### About this task
Return every line of the data exactly as it stands.

Component data from apps and pages:
BEGIN

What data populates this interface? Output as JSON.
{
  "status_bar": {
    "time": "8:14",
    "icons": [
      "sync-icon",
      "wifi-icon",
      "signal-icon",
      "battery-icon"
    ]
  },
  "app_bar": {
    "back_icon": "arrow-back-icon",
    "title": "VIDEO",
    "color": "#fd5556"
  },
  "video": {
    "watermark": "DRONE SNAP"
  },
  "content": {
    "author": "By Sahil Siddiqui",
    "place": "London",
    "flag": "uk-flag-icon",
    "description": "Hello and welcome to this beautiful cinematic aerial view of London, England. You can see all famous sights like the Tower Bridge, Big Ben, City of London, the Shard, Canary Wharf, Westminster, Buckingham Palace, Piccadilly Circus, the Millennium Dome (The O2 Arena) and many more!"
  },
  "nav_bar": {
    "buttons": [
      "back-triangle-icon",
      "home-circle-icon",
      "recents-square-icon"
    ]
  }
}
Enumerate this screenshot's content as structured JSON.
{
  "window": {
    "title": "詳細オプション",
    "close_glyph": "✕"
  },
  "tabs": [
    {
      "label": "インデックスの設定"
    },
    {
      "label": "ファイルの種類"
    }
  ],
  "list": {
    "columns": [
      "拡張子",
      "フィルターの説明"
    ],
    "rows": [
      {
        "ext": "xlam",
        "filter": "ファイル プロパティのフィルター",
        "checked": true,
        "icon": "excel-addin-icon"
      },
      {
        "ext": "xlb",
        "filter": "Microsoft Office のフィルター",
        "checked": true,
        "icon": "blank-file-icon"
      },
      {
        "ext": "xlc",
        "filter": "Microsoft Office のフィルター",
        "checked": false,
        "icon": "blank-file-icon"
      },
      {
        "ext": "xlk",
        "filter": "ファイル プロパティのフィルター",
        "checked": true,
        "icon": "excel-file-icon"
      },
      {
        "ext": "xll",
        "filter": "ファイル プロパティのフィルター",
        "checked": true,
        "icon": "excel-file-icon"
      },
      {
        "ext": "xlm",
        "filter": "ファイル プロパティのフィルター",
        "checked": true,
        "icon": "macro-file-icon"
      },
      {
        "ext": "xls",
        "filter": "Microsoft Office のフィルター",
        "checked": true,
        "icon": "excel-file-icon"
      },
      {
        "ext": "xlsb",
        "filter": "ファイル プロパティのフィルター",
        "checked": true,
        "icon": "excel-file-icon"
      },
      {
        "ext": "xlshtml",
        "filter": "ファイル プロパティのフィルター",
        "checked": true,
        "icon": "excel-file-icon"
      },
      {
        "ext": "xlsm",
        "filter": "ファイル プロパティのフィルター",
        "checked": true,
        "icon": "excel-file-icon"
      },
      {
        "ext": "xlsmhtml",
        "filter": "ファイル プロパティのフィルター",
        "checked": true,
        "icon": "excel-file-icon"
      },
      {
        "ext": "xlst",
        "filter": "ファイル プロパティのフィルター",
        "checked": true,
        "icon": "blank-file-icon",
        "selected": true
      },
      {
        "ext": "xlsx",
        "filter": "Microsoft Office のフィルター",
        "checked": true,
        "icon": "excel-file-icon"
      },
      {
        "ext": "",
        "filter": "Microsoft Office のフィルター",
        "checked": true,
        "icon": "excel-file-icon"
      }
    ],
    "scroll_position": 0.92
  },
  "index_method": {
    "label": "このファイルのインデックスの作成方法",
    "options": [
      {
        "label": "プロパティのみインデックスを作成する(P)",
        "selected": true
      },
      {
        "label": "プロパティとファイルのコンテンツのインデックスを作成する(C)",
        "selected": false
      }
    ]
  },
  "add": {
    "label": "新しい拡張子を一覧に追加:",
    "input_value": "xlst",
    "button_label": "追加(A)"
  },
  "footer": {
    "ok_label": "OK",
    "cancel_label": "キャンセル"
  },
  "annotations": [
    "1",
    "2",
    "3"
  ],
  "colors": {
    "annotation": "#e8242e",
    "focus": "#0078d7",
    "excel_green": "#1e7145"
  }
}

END

### Task output
What data populates this interface? Output as JSON.
{
  "status_bar": {
    "time": "8:14",
    "icons": [
      "sync-icon",
      "wifi-icon",
      "signal-icon",
      "battery-icon"
    ]
  },
  "app_bar": {
    "back_icon": "arrow-back-icon",
    "title": "VIDEO",
    "color": "#fd5556"
  },
  "video": {
    "watermark": "DRONE SNAP"
  },
  "content": {
    "author": "By Sahil Siddiqui",
    "place": "London",
    "flag": "uk-flag-icon",
    "description": "Hello and welcome to this beautiful cinematic aerial view of London, England. You can see all famous sights like the Tower Bridge, Big Ben, City of London, the Shard, Canary Wharf, Westminster, Buckingham Palace, Piccadilly Circus, the Millennium Dome (The O2 Arena) and many more!"
  },
  "nav_bar": {
    "buttons": [
      "back-triangle-icon",
      "home-circle-icon",
      "recents-square-icon"
    ]
  }
}
Enumerate this screenshot's content as structured JSON.
{
  "window": {
    "title": "詳細オプション",
    "close_glyph": "✕"
  },
  "tabs": [
    {
      "label": "インデックスの設定"
    },
    {
      "label": "ファイルの種類"
    }
  ],
  "list": {
    "columns": [
      "拡張子",
      "フィルターの説明"
    ],
    "rows": [
      {
        "ext": "xlam",
        "filter": "ファイル プロパティのフィルター",
        "checked": true,
        "icon": "excel-addin-icon"
      },
      {
        "ext": "xlb",
        "filter": "Microsoft Office のフィルター",
        "checked": true,
        "icon": "blank-file-icon"
      },
      {
        "ext": "xlc",
        "filter": "Microsoft Office のフィルター",
        "checked": false,
        "icon": "blank-file-icon"
      },
      {
        "ext": "xlk",
        "filter": "ファイル プロパティのフィルター",
        "checked": true,
        "icon": "excel-file-icon"
      },
      {
        "ext": "xll",
        "filter": "ファイル プロパティのフィルター",
        "checked": true,
        "icon": "excel-file-icon"
      },
      {
        "ext": "xlm",
        "filter": "ファイル プロパティのフィルター",
        "checked": true,
        "icon": "macro-file-icon"
      },
      {
        "ext": "xls",
        "filter": "Microsoft Office のフィルター",
        "checked": true,
        "icon": "excel-file-icon"
      },
      {
        "ext": "xlsb",
        "filter": "ファイル プロパティのフィルター",
        "checked": true,
        "icon": "excel-file-icon"
      },
      {
        "ext": "xlshtml",
        "filter": "ファイル プロパティのフィルター",
        "checked": true,
        "icon": "excel-file-icon"
      },
      {
        "ext": "xlsm",
        "filter": "ファイル プロパティのフィルター",
        "checked": true,
        "icon": "excel-file-icon"
      },
      {
        "ext": "xlsmhtml",
        "filter": "ファイル プロパティのフィルター",
        "checked": true,
        "icon": "excel-file-icon"
      },
      {
        "ext": "xlst",
        "filter": "ファイル プロパティのフィルター",
        "checked": true,
        "icon": "blank-file-icon",
        "selected": true
      },
      {
        "ext": "xlsx",
        "filter": "Microsoft Office のフィルター",
        "checked": true,
        "icon": "excel-file-icon"
      },
      {
        "ext": "",
        "filter": "Microsoft Office のフィルター",
        "checked": true,
        "icon": "excel-file-icon"
      }
    ],
    "scroll_position": 0.92
  },
  "index_method": {
    "label": "このファイルのインデックスの作成方法",
    "options": [
      {
        "label": "プロパティのみインデックスを作成する(P)",
        "selected": true
      },
      {
        "label": "プロパティとファイルのコンテンツのインデックスを作成する(C)",
        "selected": false
      }
    ]
  },
  "add": {
    "label": "新しい拡張子を一覧に追加:",
    "input_value": "xlst",
    "button_label": "追加(A)"
  },
  "footer": {
    "ok_label": "OK",
    "cancel_label": "キャンセル"
  },
  "annotations": [
    "1",
    "2",
    "3"
  ],
  "colors": {
    "annotation": "#e8242e",
    "focus": "#0078d7",
    "excel_green": "#1e7145"
  }
}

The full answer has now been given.